Following the United Kingdom, Denmark, Germany and Belgium, Norway is the 5th European country to start selling the fuel cell sedan. Uno-X Hydrogen, a newly established joint-venture that plans to establish a 20-station hydrogen network by 2020 in Norway, is the first customer in that country to take ownership of the Toyota Mirai.
Uno-X Hydrogen relies on renewable energy to produce hydrogen. The first of the 20 planned stations will use the surplus solar energy produced from the solar panels on the roof of the neighboring energy-positive office building. (Earlier post.)
The Norwegian government recently not only confirmed its support to a nationwide network of hydrogen refueling stations, it has also set up programs with the aim to reach sales of 50,000 hydrogen cars by 2025. The program offers many incentives that will make fuel cell cars even more attractive: these cars are exempt from registration taxes and value added tax, which can be very high in the country. Additionally, cost of ownership is further reduced for Norwegian fuel cell car drivers thanks to free toll roads and ferries, free public parking, access to bus lanes and 50% company car tax.
Toyota has been engaged in the research and development of automotive hydrogen fuel cell technology for more than 20 years. The latest result of this hard work is the Toyota Mirai, a zero-emission car with a driving range of up to 550 km (342 miles) that can be refueled in 3 to 5 minutes.
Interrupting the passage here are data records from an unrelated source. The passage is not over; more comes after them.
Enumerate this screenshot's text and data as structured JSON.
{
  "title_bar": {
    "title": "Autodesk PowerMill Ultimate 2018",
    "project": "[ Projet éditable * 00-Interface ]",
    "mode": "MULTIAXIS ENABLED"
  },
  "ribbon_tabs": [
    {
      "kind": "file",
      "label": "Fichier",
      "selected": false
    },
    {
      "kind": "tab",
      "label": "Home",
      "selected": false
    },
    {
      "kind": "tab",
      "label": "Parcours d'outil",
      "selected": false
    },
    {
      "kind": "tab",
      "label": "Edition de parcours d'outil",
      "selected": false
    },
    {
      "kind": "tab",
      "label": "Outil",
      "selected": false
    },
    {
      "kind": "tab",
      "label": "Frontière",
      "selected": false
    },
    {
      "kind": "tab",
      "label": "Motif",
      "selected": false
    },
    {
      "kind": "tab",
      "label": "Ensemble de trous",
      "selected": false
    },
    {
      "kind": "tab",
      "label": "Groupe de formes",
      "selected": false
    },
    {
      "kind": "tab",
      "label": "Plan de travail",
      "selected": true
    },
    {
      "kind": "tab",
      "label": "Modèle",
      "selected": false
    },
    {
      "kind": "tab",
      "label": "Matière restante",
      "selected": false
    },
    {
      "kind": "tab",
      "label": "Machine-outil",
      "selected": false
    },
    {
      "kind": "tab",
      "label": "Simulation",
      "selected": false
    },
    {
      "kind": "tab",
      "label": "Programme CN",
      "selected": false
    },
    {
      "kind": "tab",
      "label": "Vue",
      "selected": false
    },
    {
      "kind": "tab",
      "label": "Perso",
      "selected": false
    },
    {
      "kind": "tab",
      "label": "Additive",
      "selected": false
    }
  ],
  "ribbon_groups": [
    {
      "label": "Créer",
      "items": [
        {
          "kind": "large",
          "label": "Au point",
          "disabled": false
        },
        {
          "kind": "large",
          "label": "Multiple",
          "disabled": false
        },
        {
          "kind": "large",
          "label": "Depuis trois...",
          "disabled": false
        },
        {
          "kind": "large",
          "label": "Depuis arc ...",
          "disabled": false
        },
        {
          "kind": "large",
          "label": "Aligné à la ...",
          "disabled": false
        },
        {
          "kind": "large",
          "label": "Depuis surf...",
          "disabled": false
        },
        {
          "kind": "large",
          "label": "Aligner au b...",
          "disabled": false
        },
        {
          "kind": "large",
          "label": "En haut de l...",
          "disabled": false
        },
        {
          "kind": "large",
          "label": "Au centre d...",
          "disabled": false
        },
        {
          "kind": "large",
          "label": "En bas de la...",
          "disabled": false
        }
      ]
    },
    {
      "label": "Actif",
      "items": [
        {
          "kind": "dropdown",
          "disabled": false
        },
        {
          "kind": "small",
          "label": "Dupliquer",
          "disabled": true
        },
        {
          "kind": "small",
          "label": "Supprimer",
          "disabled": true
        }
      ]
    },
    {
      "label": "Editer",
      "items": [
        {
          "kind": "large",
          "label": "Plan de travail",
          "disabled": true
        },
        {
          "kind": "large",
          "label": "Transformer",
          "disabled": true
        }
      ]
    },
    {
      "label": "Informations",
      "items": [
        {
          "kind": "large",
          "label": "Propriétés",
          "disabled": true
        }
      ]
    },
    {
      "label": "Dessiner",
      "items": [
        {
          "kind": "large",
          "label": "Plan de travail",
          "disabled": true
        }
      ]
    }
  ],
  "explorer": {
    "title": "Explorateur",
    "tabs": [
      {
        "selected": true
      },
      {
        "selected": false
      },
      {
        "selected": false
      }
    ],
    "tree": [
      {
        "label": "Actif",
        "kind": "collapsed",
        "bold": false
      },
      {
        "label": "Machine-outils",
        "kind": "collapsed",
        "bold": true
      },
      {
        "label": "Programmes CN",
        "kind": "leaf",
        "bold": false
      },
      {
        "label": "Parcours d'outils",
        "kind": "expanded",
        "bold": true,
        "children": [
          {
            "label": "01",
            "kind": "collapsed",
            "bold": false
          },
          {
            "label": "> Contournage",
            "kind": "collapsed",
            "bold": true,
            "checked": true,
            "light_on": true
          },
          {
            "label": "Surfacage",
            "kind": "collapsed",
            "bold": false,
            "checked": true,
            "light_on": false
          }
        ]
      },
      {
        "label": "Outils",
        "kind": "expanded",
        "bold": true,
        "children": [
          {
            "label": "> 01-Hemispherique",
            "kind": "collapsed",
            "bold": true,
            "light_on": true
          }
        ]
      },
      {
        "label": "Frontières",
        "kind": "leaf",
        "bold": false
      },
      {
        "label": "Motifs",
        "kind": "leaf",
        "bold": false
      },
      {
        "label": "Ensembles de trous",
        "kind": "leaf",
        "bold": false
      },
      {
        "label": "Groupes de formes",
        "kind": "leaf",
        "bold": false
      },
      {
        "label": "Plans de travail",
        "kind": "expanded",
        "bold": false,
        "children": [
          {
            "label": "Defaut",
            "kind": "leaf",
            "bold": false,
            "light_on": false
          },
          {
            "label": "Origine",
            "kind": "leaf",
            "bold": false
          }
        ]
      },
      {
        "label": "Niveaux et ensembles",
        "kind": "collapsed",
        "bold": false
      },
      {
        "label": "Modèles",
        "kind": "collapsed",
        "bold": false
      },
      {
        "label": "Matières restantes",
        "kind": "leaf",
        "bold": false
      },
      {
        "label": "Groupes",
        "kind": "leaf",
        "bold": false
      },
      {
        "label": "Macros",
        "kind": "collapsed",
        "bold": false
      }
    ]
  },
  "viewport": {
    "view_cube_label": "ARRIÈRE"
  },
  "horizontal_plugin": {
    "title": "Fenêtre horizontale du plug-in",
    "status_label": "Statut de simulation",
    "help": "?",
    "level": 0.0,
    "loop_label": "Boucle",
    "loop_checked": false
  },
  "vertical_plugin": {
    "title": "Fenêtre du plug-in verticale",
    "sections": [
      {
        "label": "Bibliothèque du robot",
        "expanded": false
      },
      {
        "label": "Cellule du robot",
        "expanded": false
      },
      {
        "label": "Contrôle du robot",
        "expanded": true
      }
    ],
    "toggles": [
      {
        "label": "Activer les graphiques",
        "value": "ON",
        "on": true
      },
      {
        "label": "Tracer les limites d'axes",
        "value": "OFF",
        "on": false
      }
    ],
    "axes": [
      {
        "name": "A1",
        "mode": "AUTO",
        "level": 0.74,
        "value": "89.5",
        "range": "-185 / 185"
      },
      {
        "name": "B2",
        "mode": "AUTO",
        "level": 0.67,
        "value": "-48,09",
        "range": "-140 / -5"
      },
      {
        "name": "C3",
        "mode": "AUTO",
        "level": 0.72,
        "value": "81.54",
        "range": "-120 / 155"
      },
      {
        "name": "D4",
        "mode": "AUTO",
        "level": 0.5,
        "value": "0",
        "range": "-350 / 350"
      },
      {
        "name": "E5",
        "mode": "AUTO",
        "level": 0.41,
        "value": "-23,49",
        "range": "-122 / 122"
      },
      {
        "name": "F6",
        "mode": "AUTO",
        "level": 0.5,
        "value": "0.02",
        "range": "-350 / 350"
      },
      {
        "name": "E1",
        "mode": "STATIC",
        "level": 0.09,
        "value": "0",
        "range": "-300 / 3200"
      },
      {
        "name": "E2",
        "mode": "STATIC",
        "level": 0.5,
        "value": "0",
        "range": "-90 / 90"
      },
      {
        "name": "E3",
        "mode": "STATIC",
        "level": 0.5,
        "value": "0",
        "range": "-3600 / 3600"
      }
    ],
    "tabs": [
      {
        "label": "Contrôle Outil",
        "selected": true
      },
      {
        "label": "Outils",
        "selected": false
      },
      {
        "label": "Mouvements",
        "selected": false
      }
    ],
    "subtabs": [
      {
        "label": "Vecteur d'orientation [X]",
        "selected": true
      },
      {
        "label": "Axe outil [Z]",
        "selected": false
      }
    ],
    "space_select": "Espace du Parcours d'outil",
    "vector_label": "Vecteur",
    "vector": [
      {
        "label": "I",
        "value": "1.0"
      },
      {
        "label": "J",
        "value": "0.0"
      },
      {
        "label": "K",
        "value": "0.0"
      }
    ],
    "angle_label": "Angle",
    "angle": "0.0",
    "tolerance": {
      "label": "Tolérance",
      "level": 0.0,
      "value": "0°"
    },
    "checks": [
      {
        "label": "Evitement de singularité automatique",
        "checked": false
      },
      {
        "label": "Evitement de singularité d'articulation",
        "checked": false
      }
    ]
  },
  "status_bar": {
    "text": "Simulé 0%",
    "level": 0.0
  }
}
Toyota started commercializing the Mirai in 2015 and to date has delivered cars in Japan, California, Germany, UK, Denmark and Belgium with the Netherlands and Sweden to follow later this year. Toyota is now continuing its Mirai roll-out in Norway.